What we need to recognise here is that the Holy Bible is very diverse in its scope of literary prose; there are songs, poems, prophecies, prayers, parables, genealogical lists, histories, biographies, miracles and a lot more beside. Each of these requires us to approach the Bible in a way which allows us to receive that which the Lord wants to give us. That sounds easy, but there are Bible passages where, for example, in the middle of a genealogy, words of deep spiritual have been placed. The two verses of First Chronicles 4:9-10 are a good example of this, where a two verse short story about Jabez is contained within a genealogy.
If we read the genealogies of Mary and Joseph as just lists of facts, we miss the opportunity to ask ourselves why they two start at different points and why they takes the historic roots and routes which they do. Jon Gleason’s excellent article on this very topic “Another Quick Thought on Joseph” exemplifies this point.
We need to approach Bible reading with all the tools available to us, and then use and exercise the tools we have been given, as we read. Perhaps the first and greatest of these tools is Prayer; coming before the Lord as we start to read the Bible, asking for the gift of His revelation and understanding. The Lord wrote the Bible; it is His Word and He knows how to correctly interpret it for our immediate benefit in our present circumstances.
In counselling and intercessory prayer sessions, I have often witnessed the Lord speaking through my wife Jill, to prophetically give Bible passages which totally align with a someone’s history, and their present circumstances. It is awesome to hear a person say “WOW! That is exactly what happened to me!,” as they hear a three-thousand-year-old Bible passage of the Lord’s choosing, read out to them.

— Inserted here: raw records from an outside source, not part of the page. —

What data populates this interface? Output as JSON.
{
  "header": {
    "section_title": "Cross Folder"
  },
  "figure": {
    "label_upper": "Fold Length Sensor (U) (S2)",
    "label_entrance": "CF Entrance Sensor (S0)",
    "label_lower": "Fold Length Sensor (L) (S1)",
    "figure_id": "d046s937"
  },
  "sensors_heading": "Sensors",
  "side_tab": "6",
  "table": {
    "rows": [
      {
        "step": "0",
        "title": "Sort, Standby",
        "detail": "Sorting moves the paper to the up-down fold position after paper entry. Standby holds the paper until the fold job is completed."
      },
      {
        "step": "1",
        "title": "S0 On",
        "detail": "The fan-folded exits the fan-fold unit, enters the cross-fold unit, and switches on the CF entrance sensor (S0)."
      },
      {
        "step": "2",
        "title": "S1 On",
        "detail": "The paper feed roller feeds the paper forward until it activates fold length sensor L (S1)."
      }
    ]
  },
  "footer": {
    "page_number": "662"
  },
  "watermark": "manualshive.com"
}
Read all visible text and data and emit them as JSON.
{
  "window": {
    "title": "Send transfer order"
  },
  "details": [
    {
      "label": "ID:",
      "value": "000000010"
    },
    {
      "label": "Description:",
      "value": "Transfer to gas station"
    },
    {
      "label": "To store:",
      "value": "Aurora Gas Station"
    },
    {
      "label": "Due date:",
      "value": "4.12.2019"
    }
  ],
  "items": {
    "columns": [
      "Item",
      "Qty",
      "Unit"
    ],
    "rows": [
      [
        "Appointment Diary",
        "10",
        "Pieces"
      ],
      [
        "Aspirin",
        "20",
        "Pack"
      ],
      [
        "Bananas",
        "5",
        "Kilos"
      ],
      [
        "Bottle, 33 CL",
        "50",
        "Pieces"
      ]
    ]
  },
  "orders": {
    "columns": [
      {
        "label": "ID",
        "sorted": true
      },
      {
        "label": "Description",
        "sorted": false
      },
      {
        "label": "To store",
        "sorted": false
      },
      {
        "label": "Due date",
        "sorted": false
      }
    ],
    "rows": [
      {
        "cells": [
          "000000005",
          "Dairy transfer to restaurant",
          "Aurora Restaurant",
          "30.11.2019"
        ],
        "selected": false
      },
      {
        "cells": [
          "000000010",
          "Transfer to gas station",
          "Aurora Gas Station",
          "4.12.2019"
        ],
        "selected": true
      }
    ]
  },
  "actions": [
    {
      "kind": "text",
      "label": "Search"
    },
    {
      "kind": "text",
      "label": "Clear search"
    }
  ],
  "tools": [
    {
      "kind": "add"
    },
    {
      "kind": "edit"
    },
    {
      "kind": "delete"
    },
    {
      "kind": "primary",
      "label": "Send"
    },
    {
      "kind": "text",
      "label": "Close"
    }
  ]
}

Brothers and Sisters, I tell you: The Word of God, the Christian Holy Bible is alive! It is not a dead book, but a living book. First Peter 1:22-23 says of this:
“Purifying your souls in the obedience of the truth through the Spirit to unfeigned love of the brothers, love one another fervently out of a pure heart, having been born again, not of corruptible seed, but of incorruptible, through the living Word of God, and abiding forever.”
It is our personal testimony that the Holy Bible lives and that if we ask the Lord for understanding, He will provide.
For God, it is not a matter of our reading of the Bible, or our interpretation of the Bible, but what we do with the results of our reading and our interpretations. Remembers, at all times, God knows the thoughts of our heart and of our mind; they, like our dreams and visions, are not hidden from Him.
How important is that to Him? Read Matthew 7:21-23
“Not everyone who says to Me, Lord! Lord! shall enter the kingdom of Heaven, but he who does the will of My Father in Heaven.
Many will say to Me in that day, Lord! Lord! Did we not prophesy in Your name, and through Your name throw out demons, and through Your name do many wonderful works?
And then I will say to them I never knew you! Depart from Me, those working lawlessness!”